There is a story today from Massachusetts, USA which convinces me that if a person wants to keep a large number of cats in their home a license should be mandatory. I have set the limit at 6 max. but it could a number between 5 and 10 ,I think. In the story a person kept 61 cats in a large home and it caught fire. Thirty-four cats died. A horror; while 3 people were hurt. Frankly, these are poor statistics.
It is unacceptable for someone to keep this number of cats at a home without any controls from the local authority. When a person has 61 cats in a house special requirements are required.
If you have one cat at a home there are no special requirements. A population of cats above 10 requires management skills and funding. It requires knowledge of cat welfare and it is much harder to ensure that the cats remain in good health. The demands are often too high for the owner. They don’t realise it until it is too late and cats start to die and become seriously ill (the fire is an added catastrophe). And the home can become uninhabitable too for the people.

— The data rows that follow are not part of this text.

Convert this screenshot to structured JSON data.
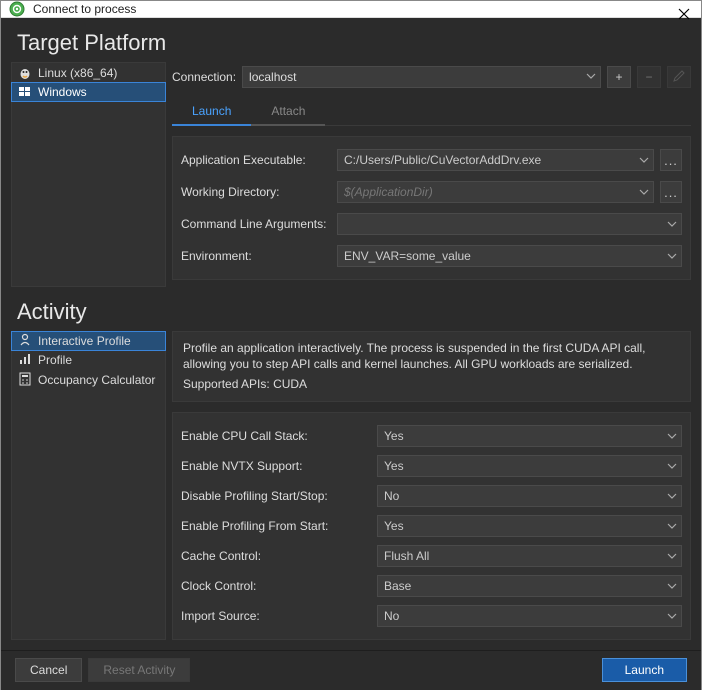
{
  "window": {
    "title": "Connect to process"
  },
  "sections": {
    "target_platform": "Target Platform",
    "activity": "Activity"
  },
  "platforms": [
    {
      "label": "Linux (x86_64)",
      "selected": false
    },
    {
      "label": "Windows",
      "selected": true
    }
  ],
  "connection": {
    "label": "Connection:",
    "value": "localhost",
    "add_label": "+",
    "remove_label": "−",
    "edit_label": "✎"
  },
  "tabs": {
    "launch": "Launch",
    "attach": "Attach"
  },
  "launch_form": {
    "app_exe": {
      "label": "Application Executable:",
      "value": "C:/Users/Public/CuVectorAddDrv.exe"
    },
    "work_dir": {
      "label": "Working Directory:",
      "placeholder": "$(ApplicationDir)"
    },
    "cmd_args": {
      "label": "Command Line Arguments:",
      "value": ""
    },
    "env": {
      "label": "Environment:",
      "value": "ENV_VAR=some_value"
    }
  },
  "activities": [
    {
      "label": "Interactive Profile",
      "selected": true
    },
    {
      "label": "Profile",
      "selected": false
    },
    {
      "label": "Occupancy Calculator",
      "selected": false
    }
  ],
  "activity_desc": {
    "text": "Profile an application interactively. The process is suspended in the first CUDA API call, allowing you to step API calls and kernel launches. All GPU workloads are serialized.",
    "apis_label": "Supported APIs: ",
    "apis_value": "CUDA"
  },
  "options": [
    {
      "label": "Enable CPU Call Stack:",
      "value": "Yes"
    },
    {
      "label": "Enable NVTX Support:",
      "value": "Yes"
    },
    {
      "label": "Disable Profiling Start/Stop:",
      "value": "No"
    },
    {
      "label": "Enable Profiling From Start:",
      "value": "Yes"
    },
    {
      "label": "Cache Control:",
      "value": "Flush All"
    },
    {
      "label": "Clock Control:",
      "value": "Base"
    },
    {
      "label": "Import Source:",
      "value": "No"
    }
  ],
  "buttons": {
    "cancel": "Cancel",
    "reset": "Reset Activity",
    "launch": "Launch"
  }
}
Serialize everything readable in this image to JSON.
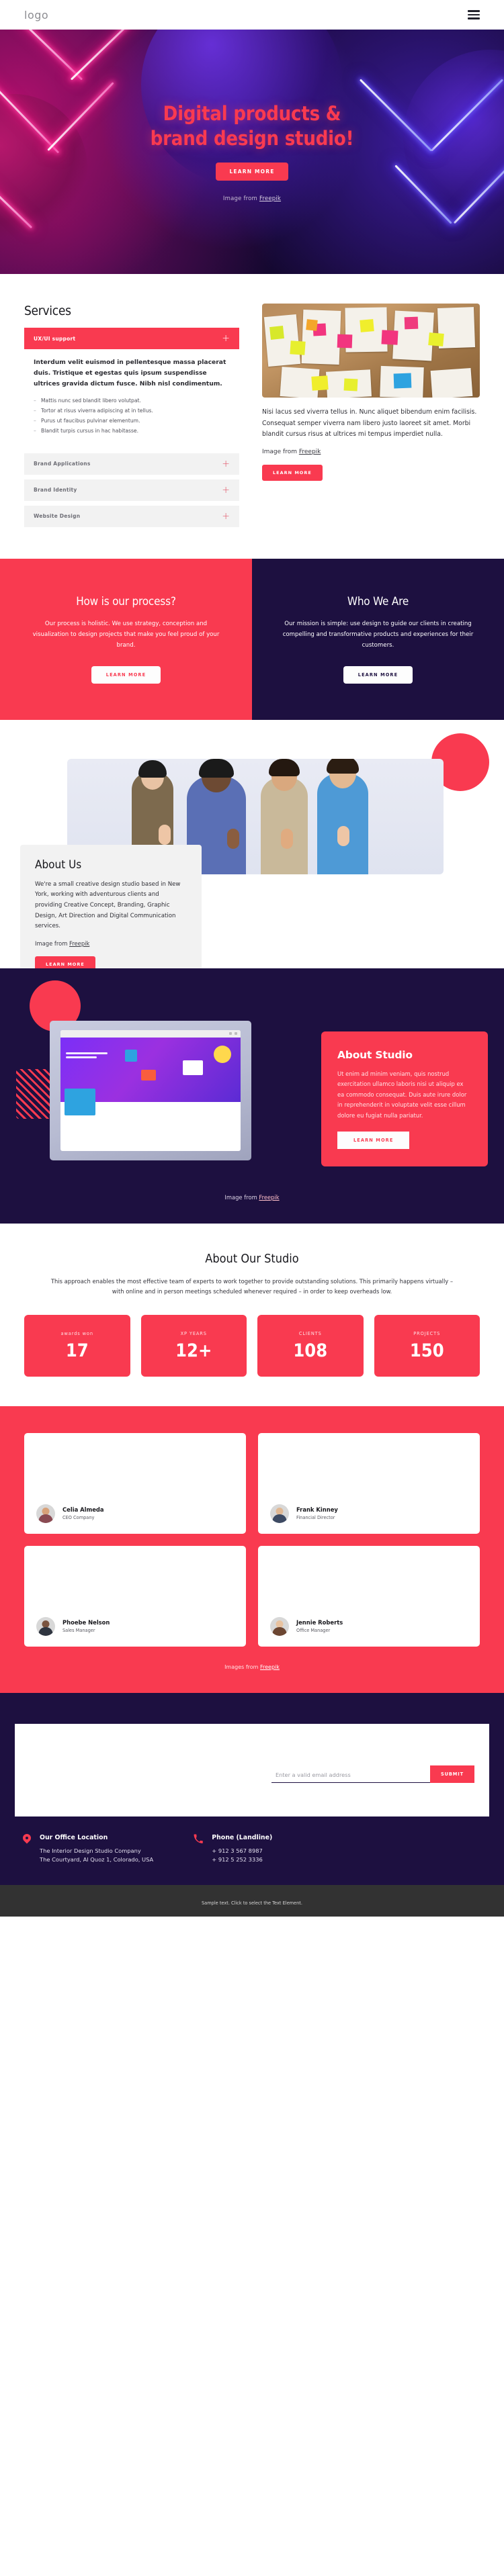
{
  "header": {
    "logo": "logo",
    "menu_icon": "hamburger-menu-icon"
  },
  "hero": {
    "title_line1": "Digital products &",
    "title_line2": "brand design studio!",
    "cta": "LEARN MORE",
    "credit_prefix": "Image from ",
    "credit_link": "Freepik"
  },
  "services": {
    "heading": "Services",
    "accordion": [
      {
        "label": "UX/UI support",
        "open": true,
        "body": "Interdum velit euismod in pellentesque massa placerat duis. Tristique et egestas quis ipsum suspendisse ultrices gravida dictum fusce. Nibh nisl condimentum.",
        "bullets": [
          "Mattis nunc sed blandit libero volutpat.",
          "Tortor at risus viverra adipiscing at in tellus.",
          "Purus ut faucibus pulvinar elementum.",
          "Blandit turpis cursus in hac habitasse."
        ]
      },
      {
        "label": "Brand Applications",
        "open": false
      },
      {
        "label": "Brand Identity",
        "open": false
      },
      {
        "label": "Website Design",
        "open": false
      }
    ],
    "paragraph": "Nisi lacus sed viverra tellus in. Nunc aliquet bibendum enim facilisis. Consequat semper viverra nam libero justo laoreet sit amet. Morbi blandit cursus risus at ultrices mi tempus imperdiet nulla.",
    "credit_prefix": "Image from ",
    "credit_link": "Freepik",
    "cta": "LEARN MORE"
  },
  "split": {
    "left": {
      "heading": "How is our process?",
      "text": "Our process is holistic. We use strategy, conception and visualization to design projects that make you feel proud of your brand.",
      "cta": "LEARN MORE"
    },
    "right": {
      "heading": "Who We Are",
      "text": "Our mission is simple: use design to guide our clients in creating compelling and transformative products and experiences for their customers.",
      "cta": "LEARN MORE"
    }
  },
  "about": {
    "heading": "About Us",
    "text": "We're a small creative design studio based in New York, working with adventurous clients and providing Creative Concept, Branding, Graphic Design, Art Direction and Digital Communication services.",
    "credit_prefix": "Image from ",
    "credit_link": "Freepik",
    "cta": "LEARN MORE"
  },
  "studio": {
    "heading": "About Studio",
    "text": "Ut enim ad minim veniam, quis nostrud exercitation ullamco laboris nisi ut aliquip ex ea commodo consequat. Duis aute irure dolor in reprehenderit in voluptate velit esse cillum dolore eu fugiat nulla pariatur.",
    "cta": "LEARN MORE",
    "credit_prefix": "Image from ",
    "credit_link": "Freepik"
  },
  "stats": {
    "heading": "About Our Studio",
    "paragraph": "This approach enables the most effective team of experts to work together to provide outstanding solutions. This primarily happens virtually – with online and in person meetings scheduled whenever required – in order to keep overheads low.",
    "items": [
      {
        "label": "awards won",
        "value": "17"
      },
      {
        "label": "XP YEARS",
        "value": "12+"
      },
      {
        "label": "CLIENTS",
        "value": "108"
      },
      {
        "label": "PROJECTS",
        "value": "150"
      }
    ]
  },
  "testimonials": {
    "people": [
      {
        "name": "Celia Almeda",
        "role": "CEO Company"
      },
      {
        "name": "Frank Kinney",
        "role": "Financial Director"
      },
      {
        "name": "Phoebe Nelson",
        "role": "Sales Manager"
      },
      {
        "name": "Jennie Roberts",
        "role": "Office Manager"
      }
    ],
    "credit_prefix": "Images from ",
    "credit_link": "Freepik"
  },
  "footer": {
    "email_placeholder": "Enter a valid email address",
    "submit_label": "SUBMIT",
    "office": {
      "icon": "map-pin-icon",
      "title": "Our Office Location",
      "line1": "The Interior Design Studio Company",
      "line2": "The Courtyard, Al Quoz 1, Colorado,  USA"
    },
    "phone": {
      "icon": "phone-icon",
      "title": "Phone (Landline)",
      "line1": "+ 912 3 567 8987",
      "line2": "+ 912 5 252 3336"
    },
    "bottom_text": "Sample text. Click to select the Text Element."
  },
  "colors": {
    "accent": "#f93a50",
    "dark": "#1d1040",
    "light_gray": "#f2f2f2"
  }
}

They need protecting from themselves.
Fires are rare but when they happen 34 cats should not perish. It is unforgivable. It is the same old story: the humans get out and the cats die. The whole process from beginning to end of acquiring the cats to failing to save them when the house goes up in smoke is a big failure because the animals suffer.
Sometimes, exceptionally rarely, there are people who are able to look after 60 cats properly but 99% of the time these people fail. That tells me that there needs to be some local authority ordinances to protect the cats. And one of those ordinances would be the said license.
Such a license would help prevent cat hoarding and unnecessary cat suffering. There is invariably suffering among the multitude of cats because invariably the person can’t cope to the required standard.
If the person fails to apply for a license but hoards cats the punishment should be a fine plus removal of all the cats and a ban on the person looking after animals for 5 years. The same punishment would apply if a license was granted but on a routine inspection of the premises, as per the license, it was found that the conditions were unacceptable and the cats’ health was compromised.
It is time to bite the bullet and get tough on the people who end up like the person in the story. It is time to get tough on animal abusers whatever their motive or intent. These proposed ordinances should be ‘strict liability’ which means there is no defence and no discretion on the part of the police and prosecutors as to whether a prosecution proceeds. It should proceed if the number of cats is above 10 and there is no license. Period.